Two containership crewmen were lost at sea south of Alaska when a large wave and wind gust swept them off the vessel’s bow.

The two men were working on the 925-foot Hanjin Pretoria while the ship was sailing through rough seas about 850 nm from Kodiak Island. The U.S. Coast Guard said the victims fell into the Pacific Ocean at 1545 on March 11.

The men were not wearing life vests when they entered the 46° water, the Coast Guard said. Their bodies have not been found.

The conditions at the time included 46-knot winds, with 14- to 18-foot seas, said Petty Officer 1st Class Sara Francis, a Coast Guard spokeswoman at Kodiak.

“The vessel master reported that the two crewmen had been working on the bow when a wave and gust of wind struck the ship,†Francis said. “Shortly after, one of the crewmen was sighted in the water and the other was nowhere to be seen.â€

The victims, ages 42 and 29, both were from the Republic of Kiribati, a former British colony in the Pacific Ocean formerly known as the Gilbert Islands.

The Liberian-flagged Hanjin Pretoria was en route from Long Beach, Calif., to Busan, South Korea, when the men went overboard.

The ship is operated by Seoul-based Hanjin Shipping.

Witnesses reported that the men weren’t wearing life vests while working on the deck in the foul weather, said Petty Officer 3rd Class Jon-Paul Rios, a Coast Guard spokesman in Juneau.

“The sea state was pretty bad,†Rios said. “The two guys were working together when they got swept over.
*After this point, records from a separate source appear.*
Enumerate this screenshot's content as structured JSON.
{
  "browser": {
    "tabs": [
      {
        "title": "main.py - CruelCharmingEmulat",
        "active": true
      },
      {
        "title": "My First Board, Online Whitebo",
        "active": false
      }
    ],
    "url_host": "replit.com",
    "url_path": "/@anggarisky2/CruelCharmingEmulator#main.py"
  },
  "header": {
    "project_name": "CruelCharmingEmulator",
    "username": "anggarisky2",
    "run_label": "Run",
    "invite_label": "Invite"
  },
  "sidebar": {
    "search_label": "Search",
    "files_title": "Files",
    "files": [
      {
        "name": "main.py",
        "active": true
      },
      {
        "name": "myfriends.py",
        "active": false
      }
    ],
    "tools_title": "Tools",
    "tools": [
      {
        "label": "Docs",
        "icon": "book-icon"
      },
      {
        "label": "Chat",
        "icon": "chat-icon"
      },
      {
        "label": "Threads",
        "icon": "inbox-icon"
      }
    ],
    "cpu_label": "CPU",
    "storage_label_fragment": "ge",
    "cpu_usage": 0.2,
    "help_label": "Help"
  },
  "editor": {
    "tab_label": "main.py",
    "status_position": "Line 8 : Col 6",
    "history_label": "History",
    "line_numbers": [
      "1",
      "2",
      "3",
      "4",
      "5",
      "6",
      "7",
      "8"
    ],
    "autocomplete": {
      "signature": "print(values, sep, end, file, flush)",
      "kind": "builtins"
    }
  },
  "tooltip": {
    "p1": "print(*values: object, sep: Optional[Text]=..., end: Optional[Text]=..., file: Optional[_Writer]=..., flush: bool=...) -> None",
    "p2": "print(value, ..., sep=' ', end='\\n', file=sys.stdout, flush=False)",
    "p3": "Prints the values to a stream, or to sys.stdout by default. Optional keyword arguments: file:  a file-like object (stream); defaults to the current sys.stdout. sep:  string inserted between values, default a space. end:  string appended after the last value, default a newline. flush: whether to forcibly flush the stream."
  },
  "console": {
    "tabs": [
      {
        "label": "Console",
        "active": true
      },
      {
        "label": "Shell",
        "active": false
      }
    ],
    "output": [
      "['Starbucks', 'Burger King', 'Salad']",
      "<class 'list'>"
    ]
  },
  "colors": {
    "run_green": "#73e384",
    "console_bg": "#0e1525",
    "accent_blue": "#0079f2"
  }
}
They were reported to have fallen in just wearing regular clothes (and) not wearing any protective gear.â€

Hanjin Shipping didn’t respond to a request for comment. The 50,200-gross ton Hanjin Pretoria was built in 2002.

The height of the ship’s main deck was not available.

Francis said the ship’s crew deployed life rings in the water and searched the area for seven hours.

The Coast Guard responded with an HC-130 Hercules airplane from Air Station Kodiak and issued an urgent marine information broadcast.

The aircraft was flying with a ceiling of only 500 feet, Francis said.

After a second flight from Kodiak the next morning turned up nothing, the Coast Guard suspended the search.

The Coast Guard is not planning a casualty investigation, because the incident was in international waters.

By Professional Mariner Staff